MATERIAL FOR THIS TASK —
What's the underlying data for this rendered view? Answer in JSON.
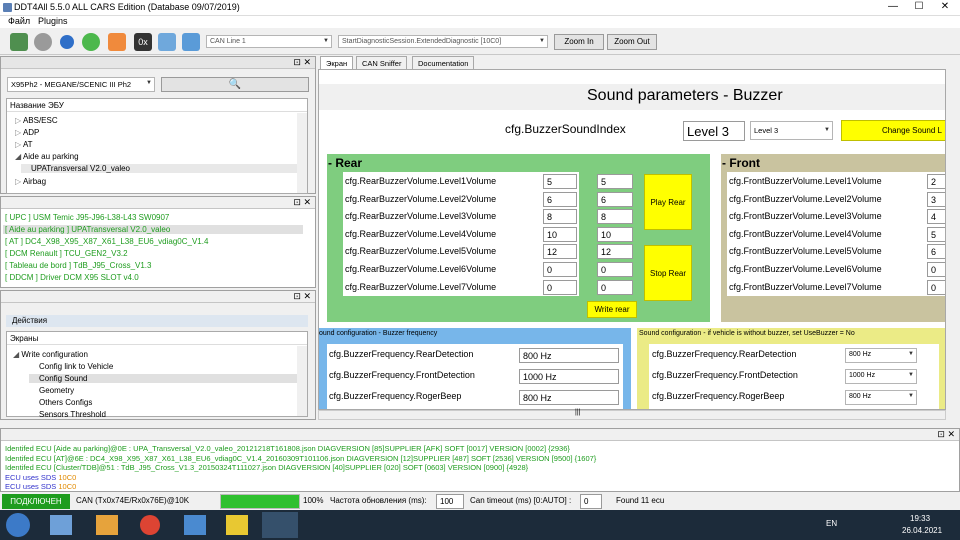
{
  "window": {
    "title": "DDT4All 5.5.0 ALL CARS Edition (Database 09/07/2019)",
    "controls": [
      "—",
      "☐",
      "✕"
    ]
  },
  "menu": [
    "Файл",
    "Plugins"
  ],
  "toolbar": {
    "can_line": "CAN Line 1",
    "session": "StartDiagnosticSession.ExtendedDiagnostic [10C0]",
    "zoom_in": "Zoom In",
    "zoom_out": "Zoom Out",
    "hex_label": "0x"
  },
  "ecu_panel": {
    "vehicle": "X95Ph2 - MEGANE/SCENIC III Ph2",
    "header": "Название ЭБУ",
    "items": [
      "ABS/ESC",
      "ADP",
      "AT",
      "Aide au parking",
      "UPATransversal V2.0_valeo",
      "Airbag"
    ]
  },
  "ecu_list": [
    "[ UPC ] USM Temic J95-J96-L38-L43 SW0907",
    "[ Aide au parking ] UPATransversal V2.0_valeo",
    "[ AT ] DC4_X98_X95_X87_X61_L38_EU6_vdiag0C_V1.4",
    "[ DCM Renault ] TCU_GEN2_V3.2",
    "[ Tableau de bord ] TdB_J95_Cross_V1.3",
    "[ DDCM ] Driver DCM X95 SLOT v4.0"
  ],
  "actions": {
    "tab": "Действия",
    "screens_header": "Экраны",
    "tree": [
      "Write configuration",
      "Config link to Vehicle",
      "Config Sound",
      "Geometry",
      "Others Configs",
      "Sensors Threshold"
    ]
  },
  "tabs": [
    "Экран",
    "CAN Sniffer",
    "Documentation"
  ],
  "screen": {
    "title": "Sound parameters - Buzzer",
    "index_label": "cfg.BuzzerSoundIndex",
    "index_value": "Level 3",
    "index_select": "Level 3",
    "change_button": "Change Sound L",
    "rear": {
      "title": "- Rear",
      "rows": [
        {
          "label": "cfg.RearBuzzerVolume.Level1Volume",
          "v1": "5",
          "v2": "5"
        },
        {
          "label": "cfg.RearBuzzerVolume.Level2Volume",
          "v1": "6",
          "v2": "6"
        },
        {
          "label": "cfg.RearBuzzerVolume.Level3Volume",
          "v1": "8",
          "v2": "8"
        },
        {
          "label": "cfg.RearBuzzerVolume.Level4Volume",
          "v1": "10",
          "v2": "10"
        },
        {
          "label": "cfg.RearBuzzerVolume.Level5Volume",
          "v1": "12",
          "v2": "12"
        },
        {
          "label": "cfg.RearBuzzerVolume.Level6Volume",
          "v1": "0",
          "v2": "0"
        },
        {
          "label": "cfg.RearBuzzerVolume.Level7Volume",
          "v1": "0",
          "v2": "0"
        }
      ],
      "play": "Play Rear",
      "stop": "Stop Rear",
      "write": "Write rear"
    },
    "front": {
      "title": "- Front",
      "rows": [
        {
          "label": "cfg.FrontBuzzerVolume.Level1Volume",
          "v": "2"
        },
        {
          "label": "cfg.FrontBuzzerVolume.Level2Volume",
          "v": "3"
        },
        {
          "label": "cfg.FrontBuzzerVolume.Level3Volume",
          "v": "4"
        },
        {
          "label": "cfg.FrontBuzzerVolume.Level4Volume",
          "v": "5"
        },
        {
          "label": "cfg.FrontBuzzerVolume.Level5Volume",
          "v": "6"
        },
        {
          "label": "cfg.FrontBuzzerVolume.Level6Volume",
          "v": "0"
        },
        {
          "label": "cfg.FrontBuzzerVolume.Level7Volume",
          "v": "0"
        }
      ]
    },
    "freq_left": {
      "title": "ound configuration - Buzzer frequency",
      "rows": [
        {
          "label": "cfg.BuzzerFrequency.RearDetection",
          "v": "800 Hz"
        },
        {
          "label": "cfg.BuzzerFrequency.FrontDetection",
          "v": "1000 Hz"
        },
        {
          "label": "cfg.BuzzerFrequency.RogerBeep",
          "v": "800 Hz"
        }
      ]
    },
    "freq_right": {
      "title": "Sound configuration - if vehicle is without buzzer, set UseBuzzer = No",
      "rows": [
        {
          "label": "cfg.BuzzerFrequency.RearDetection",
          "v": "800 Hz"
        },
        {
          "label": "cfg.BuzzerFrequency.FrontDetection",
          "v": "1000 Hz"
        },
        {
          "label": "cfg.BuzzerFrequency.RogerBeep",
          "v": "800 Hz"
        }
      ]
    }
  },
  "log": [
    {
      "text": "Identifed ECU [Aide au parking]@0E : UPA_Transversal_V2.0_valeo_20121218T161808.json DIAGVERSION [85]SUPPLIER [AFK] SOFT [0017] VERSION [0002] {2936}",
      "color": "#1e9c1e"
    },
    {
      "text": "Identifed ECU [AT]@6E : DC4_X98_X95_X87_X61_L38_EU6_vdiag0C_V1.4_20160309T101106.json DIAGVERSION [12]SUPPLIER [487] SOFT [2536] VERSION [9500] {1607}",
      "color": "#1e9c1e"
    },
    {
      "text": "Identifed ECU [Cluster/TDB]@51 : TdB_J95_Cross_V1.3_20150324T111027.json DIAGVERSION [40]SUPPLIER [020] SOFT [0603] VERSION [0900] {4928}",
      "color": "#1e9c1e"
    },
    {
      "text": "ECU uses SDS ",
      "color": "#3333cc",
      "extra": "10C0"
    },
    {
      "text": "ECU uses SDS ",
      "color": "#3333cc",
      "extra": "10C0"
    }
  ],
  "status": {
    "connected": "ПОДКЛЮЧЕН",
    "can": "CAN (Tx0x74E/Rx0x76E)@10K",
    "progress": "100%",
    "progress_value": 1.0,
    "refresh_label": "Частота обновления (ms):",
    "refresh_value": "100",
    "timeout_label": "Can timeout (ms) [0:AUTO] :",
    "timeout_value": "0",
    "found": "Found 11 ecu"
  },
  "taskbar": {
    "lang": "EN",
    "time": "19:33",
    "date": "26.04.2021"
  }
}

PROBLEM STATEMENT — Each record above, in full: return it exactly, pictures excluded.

TASK RESULT —
What's the underlying data for this rendered view? Answer in JSON.
{
  "window": {
    "title": "DDT4All 5.5.0 ALL CARS Edition (Database 09/07/2019)",
    "controls": [
      "—",
      "☐",
      "✕"
    ]
  },
  "menu": [
    "Файл",
    "Plugins"
  ],
  "toolbar": {
    "can_line": "CAN Line 1",
    "session": "StartDiagnosticSession.ExtendedDiagnostic [10C0]",
    "zoom_in": "Zoom In",
    "zoom_out": "Zoom Out",
    "hex_label": "0x"
  },
  "ecu_panel": {
    "vehicle": "X95Ph2 - MEGANE/SCENIC III Ph2",
    "header": "Название ЭБУ",
    "items": [
      "ABS/ESC",
      "ADP",
      "AT",
      "Aide au parking",
      "UPATransversal V2.0_valeo",
      "Airbag"
    ]
  },
  "ecu_list": [
    "[ UPC ] USM Temic J95-J96-L38-L43 SW0907",
    "[ Aide au parking ] UPATransversal V2.0_valeo",
    "[ AT ] DC4_X98_X95_X87_X61_L38_EU6_vdiag0C_V1.4",
    "[ DCM Renault ] TCU_GEN2_V3.2",
    "[ Tableau de bord ] TdB_J95_Cross_V1.3",
    "[ DDCM ] Driver DCM X95 SLOT v4.0"
  ],
  "actions": {
    "tab": "Действия",
    "screens_header": "Экраны",
    "tree": [
      "Write configuration",
      "Config link to Vehicle",
      "Config Sound",
      "Geometry",
      "Others Configs",
      "Sensors Threshold"
    ]
  },
  "tabs": [
    "Экран",
    "CAN Sniffer",
    "Documentation"
  ],
  "screen": {
    "title": "Sound parameters - Buzzer",
    "index_label": "cfg.BuzzerSoundIndex",
    "index_value": "Level 3",
    "index_select": "Level 3",
    "change_button": "Change Sound L",
    "rear": {
      "title": "- Rear",
      "rows": [
        {
          "label": "cfg.RearBuzzerVolume.Level1Volume",
          "v1": "5",
          "v2": "5"
        },
        {
          "label": "cfg.RearBuzzerVolume.Level2Volume",
          "v1": "6",
          "v2": "6"
        },
        {
          "label": "cfg.RearBuzzerVolume.Level3Volume",
          "v1": "8",
          "v2": "8"
        },
        {
          "label": "cfg.RearBuzzerVolume.Level4Volume",
          "v1": "10",
          "v2": "10"
        },
        {
          "label": "cfg.RearBuzzerVolume.Level5Volume",
          "v1": "12",
          "v2": "12"
        },
        {
          "label": "cfg.RearBuzzerVolume.Level6Volume",
          "v1": "0",
          "v2": "0"
        },
        {
          "label": "cfg.RearBuzzerVolume.Level7Volume",
          "v1": "0",
          "v2": "0"
        }
      ],
      "play": "Play Rear",
      "stop": "Stop Rear",
      "write": "Write rear"
    },
    "front": {
      "title": "- Front",
      "rows": [
        {
          "label": "cfg.FrontBuzzerVolume.Level1Volume",
          "v": "2"
        },
        {
          "label": "cfg.FrontBuzzerVolume.Level2Volume",
          "v": "3"
        },
        {
          "label": "cfg.FrontBuzzerVolume.Level3Volume",
          "v": "4"
        },
        {
          "label": "cfg.FrontBuzzerVolume.Level4Volume",
          "v": "5"
        },
        {
          "label": "cfg.FrontBuzzerVolume.Level5Volume",
          "v": "6"
        },
        {
          "label": "cfg.FrontBuzzerVolume.Level6Volume",
          "v": "0"
        },
        {
          "label": "cfg.FrontBuzzerVolume.Level7Volume",
          "v": "0"
        }
      ]
    },
    "freq_left": {
      "title": "ound configuration - Buzzer frequency",
      "rows": [
        {
          "label": "cfg.BuzzerFrequency.RearDetection",
          "v": "800 Hz"
        },
        {
          "label": "cfg.BuzzerFrequency.FrontDetection",
          "v": "1000 Hz"
        },
        {
          "label": "cfg.BuzzerFrequency.RogerBeep",
          "v": "800 Hz"
        }
      ]
    },
    "freq_right": {
      "title": "Sound configuration - if vehicle is without buzzer, set UseBuzzer = No",
      "rows": [
        {
          "label": "cfg.BuzzerFrequency.RearDetection",
          "v": "800 Hz"
        },
        {
          "label": "cfg.BuzzerFrequency.FrontDetection",
          "v": "1000 Hz"
        },
        {
          "label": "cfg.BuzzerFrequency.RogerBeep",
          "v": "800 Hz"
        }
      ]
    }
  },
  "log": [
    {
      "text": "Identifed ECU [Aide au parking]@0E : UPA_Transversal_V2.0_valeo_20121218T161808.json DIAGVERSION [85]SUPPLIER [AFK] SOFT [0017] VERSION [0002] {2936}",
      "color": "#1e9c1e"
    },
    {
      "text": "Identifed ECU [AT]@6E : DC4_X98_X95_X87_X61_L38_EU6_vdiag0C_V1.4_20160309T101106.json DIAGVERSION [12]SUPPLIER [487] SOFT [2536] VERSION [9500] {1607}",
      "color": "#1e9c1e"
    },
    {
      "text": "Identifed ECU [Cluster/TDB]@51 : TdB_J95_Cross_V1.3_20150324T111027.json DIAGVERSION [40]SUPPLIER [020] SOFT [0603] VERSION [0900] {4928}",
      "color": "#1e9c1e"
    },
    {
      "text": "ECU uses SDS ",
      "color": "#3333cc",
      "extra": "10C0"
    },
    {
      "text": "ECU uses SDS ",
      "color": "#3333cc",
      "extra": "10C0"
    }
  ],
  "status": {
    "connected": "ПОДКЛЮЧЕН",
    "can": "CAN (Tx0x74E/Rx0x76E)@10K",
    "progress": "100%",
    "progress_value": 1.0,
    "refresh_label": "Частота обновления (ms):",
    "refresh_value": "100",
    "timeout_label": "Can timeout (ms) [0:AUTO] :",
    "timeout_value": "0",
    "found": "Found 11 ecu"
  },
  "taskbar": {
    "lang": "EN",
    "time": "19:33",
    "date": "26.04.2021"
  }
}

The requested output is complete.